Could you give the records below again exactly, without the pictures?
-- Listed records follows --
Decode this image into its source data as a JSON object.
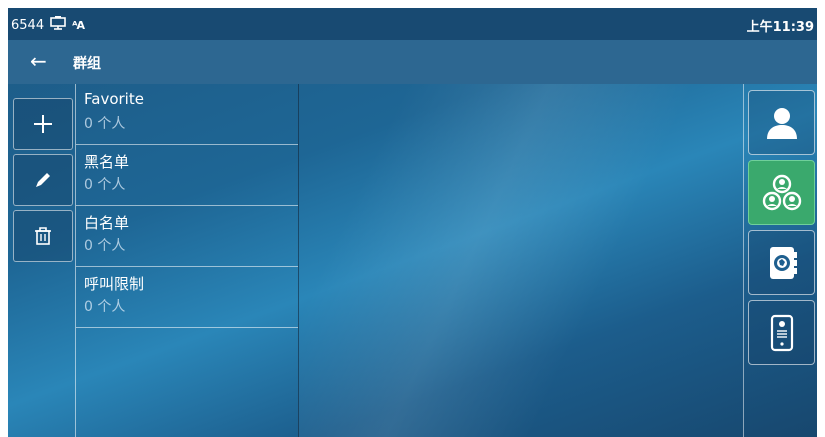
{
  "status": {
    "left_text": "6544",
    "time": "上午11:39",
    "icons": [
      "monitor-icon",
      "font-size-icon"
    ],
    "font_icon_text": "ᴬA"
  },
  "header": {
    "back_icon": "arrow-left-icon",
    "back_glyph": "←",
    "title": "群组"
  },
  "toolbar": {
    "add_icon": "plus-icon",
    "edit_icon": "pencil-icon",
    "delete_icon": "trash-icon"
  },
  "groups": [
    {
      "name": "Favorite",
      "count": "0 个人"
    },
    {
      "name": "黑名单",
      "count": "0 个人"
    },
    {
      "name": "白名单",
      "count": "0 个人"
    },
    {
      "name": "呼叫限制",
      "count": "0 个人"
    }
  ],
  "right_nav": [
    {
      "icon": "contact-icon",
      "active": false
    },
    {
      "icon": "group-icon",
      "active": true
    },
    {
      "icon": "directory-book-icon",
      "active": false
    },
    {
      "icon": "intercom-device-icon",
      "active": false
    }
  ],
  "colors": {
    "accent_active": "#3aa96d",
    "statusbar": "#184a72",
    "titlebar": "#2d6791"
  }
}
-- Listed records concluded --
■ Exercise answer ■
Decode this image into its source data as a JSON object.
{
  "status": {
    "left_text": "6544",
    "time": "上午11:39",
    "icons": [
      "monitor-icon",
      "font-size-icon"
    ],
    "font_icon_text": "ᴬA"
  },
  "header": {
    "back_icon": "arrow-left-icon",
    "back_glyph": "←",
    "title": "群组"
  },
  "toolbar": {
    "add_icon": "plus-icon",
    "edit_icon": "pencil-icon",
    "delete_icon": "trash-icon"
  },
  "groups": [
    {
      "name": "Favorite",
      "count": "0 个人"
    },
    {
      "name": "黑名单",
      "count": "0 个人"
    },
    {
      "name": "白名单",
      "count": "0 个人"
    },
    {
      "name": "呼叫限制",
      "count": "0 个人"
    }
  ],
  "right_nav": [
    {
      "icon": "contact-icon",
      "active": false
    },
    {
      "icon": "group-icon",
      "active": true
    },
    {
      "icon": "directory-book-icon",
      "active": false
    },
    {
      "icon": "intercom-device-icon",
      "active": false
    }
  ],
  "colors": {
    "accent_active": "#3aa96d",
    "statusbar": "#184a72",
    "titlebar": "#2d6791"
  }
}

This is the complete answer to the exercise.